The first day of my new Pokemon journey has come to a close, four and a half hours into the game. I’ve been following the franchise since the very beginning, and can safely say that X and Y deliver exactly what you would expect from a Pokemon title while still keeping things feeling new and exciting. The fully 3D environments and animated battle sequences make for a more immersive world, and small changes to the series’ formula keep the titles from feeling too iterative.
If you’ve read NintendoFuse’s collaborative piece on what we want to see from the new games, you’ll know that I hoped for more variety and choice in Pokemon early on in the game, and so far Game Freak is delivering on that front. I’ve seen a wide variety of different creatures so far, and having so many choices is a much better feeling than constantly saying to yourself “Really? Another Rattata?”. I saved my progress and quit right after beating the first gym, making sure to take plenty of time to take in the sights, sounds and characters that populate the new region. Be sure to check back tomorrow for more spoiler-free thoughts about the games, or keep scrolling for a more in-depth account of my first day!

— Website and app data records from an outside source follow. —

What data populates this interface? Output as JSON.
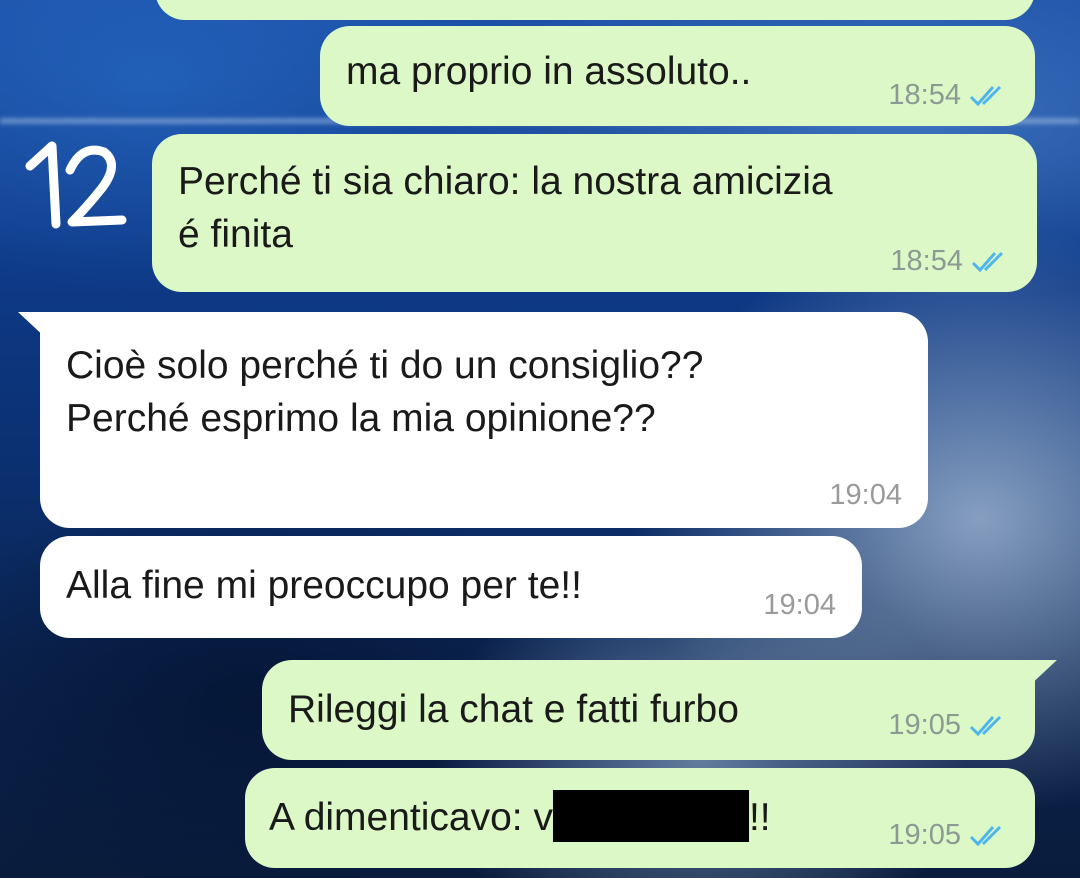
{
  "chat": {
    "annotation_number": "12",
    "messages": [
      {
        "direction": "outgoing",
        "text": "",
        "time": "",
        "read": true
      },
      {
        "direction": "outgoing",
        "text": "ma proprio in assoluto..",
        "time": "18:54",
        "read": true
      },
      {
        "direction": "outgoing",
        "text": "Perché ti sia chiaro: la nostra amicizia\né finita",
        "time": "18:54",
        "read": true
      },
      {
        "direction": "incoming",
        "text": "Cioè solo perché ti do un consiglio??\nPerché esprimo la mia opinione??",
        "time": "19:04"
      },
      {
        "direction": "incoming",
        "text": "Alla fine mi preoccupo per te!!",
        "time": "19:04"
      },
      {
        "direction": "outgoing",
        "text": "Rileggi la chat e fatti furbo",
        "time": "19:05",
        "read": true
      },
      {
        "direction": "outgoing",
        "text_before": "A dimenticavo: v",
        "text_redacted": "[redacted]",
        "text_after": "!!",
        "time": "19:05",
        "read": true
      }
    ]
  },
  "colors": {
    "outgoing_bubble": "#dcf8c6",
    "incoming_bubble": "#ffffff",
    "read_tick": "#4fb6ec",
    "timestamp": "#8c9a93"
  },
  "icons": {
    "read_receipt": "double-check-icon"
  }
}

Pokemon X and Y started off just as I expected them to – a professor (Sycamore this time) talked to me about the world of Pokemon, couldn’t determine my gender, and asked me for my name. Shortly thereafter, I awoke in my house where, surprise surprise, my mother and I had just moved in. Despite the initial predictability, this is where all the expositional similarities to other Pokemon games ended. This time around, I didn’t receive my very first Pokemon from Sycamore. Rather, one of my four rivals gave it to me. As two of them walked away proudly with Fennekin and Chespin, I sat there staring at my first sixth-generation Pokemon – Bubblebeard, the Froakie. So far, this is the extent of the story. I’ve met my rivals at various points between the first town and the first gym, but there hasn’t been an overarching narrative.
Within the next couple of routes, I had already caught a handful of different Pokemon – Zigzagoon, Fletchling, Scatterbug, Pikachu, Pansear and Bunnelby to name a few. The sheer variety of creatures spanning all six generations was quite exciting, and seeing them all in fully-animated 3D made battling more engaging than it has ever been on portable systems. The camera swivels, rotates, and zooms in on your Pokemon as they duke it out, in a very Pokemon Stadium-esque fashion. The environments themselves are gorgeous and full of colour, and the game utilizes various camera angles to showcase the different sights.

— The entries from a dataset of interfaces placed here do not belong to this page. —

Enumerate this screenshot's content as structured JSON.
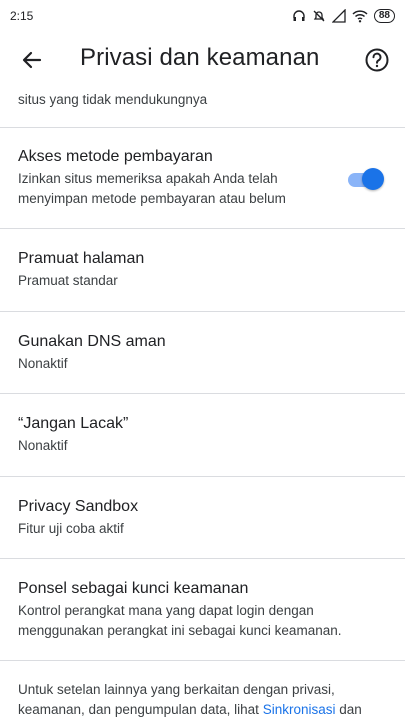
{
  "status_bar": {
    "time": "2:15",
    "battery": "88"
  },
  "app_bar": {
    "title": "Privasi dan keamanan"
  },
  "partial_item": {
    "subtitle": "situs yang tidak mendukungnya"
  },
  "settings": [
    {
      "title": "Akses metode pembayaran",
      "subtitle": "Izinkan situs memeriksa apakah Anda telah menyimpan metode pembayaran atau belum",
      "toggle_on": true
    },
    {
      "title": "Pramuat halaman",
      "subtitle": "Pramuat standar"
    },
    {
      "title": "Gunakan DNS aman",
      "subtitle": "Nonaktif"
    },
    {
      "title": "“Jangan Lacak”",
      "subtitle": "Nonaktif"
    },
    {
      "title": "Privacy Sandbox",
      "subtitle": "Fitur uji coba aktif"
    },
    {
      "title": "Ponsel sebagai kunci keamanan",
      "subtitle": "Kontrol perangkat mana yang dapat login dengan menggunakan perangkat ini sebagai kunci keamanan."
    }
  ],
  "footer": {
    "text": "Untuk setelan lainnya yang berkaitan dengan privasi, keamanan, dan pengumpulan data, lihat",
    "link": "Sinkronisasi",
    "suffix": "dan"
  },
  "colors": {
    "accent": "#1a73e8",
    "toggle_track": "#8ab4f8",
    "divider": "#dadce0"
  },
  "icons": {
    "back": "arrow-back-icon",
    "help": "help-circle-icon"
  }
}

I passed through the Santalune Forest, which was shaped an awful lot like Viridian Forest from the first games, and made my way into Santalune City where I prepare to take on the first gym. Master of the Bug-type, Viola awaited me at the end of a winding spider web maze. As soon as I fell down a hole into the main portion of the gym, I couldn’t find any way back out. By trapping me inside with no way to escape, the game challenged me to beat the gym without the reassurance of being able to leave to heal my team halfway through. Despite this added challenge, the trainers and leader were still rather low-levelled and didn’t make use of the wide variety of powerful bug types in the 700+ library of creatures. These are problems that I’ve always had with early gym leaders, and unfortunately they don’t seem to have been fixed.
Pokemon-Amie is absolutely adorable – but more on that next time!
I got to experience Super Training and Pokemon-Amie, two new features in the game, but will write about them in more depth when I have spent more time using them. What I CAN say about Super Training is that it seems to be a nice, fun alternative to EV training.
Next time: The fairy-type, Super Training, and much more!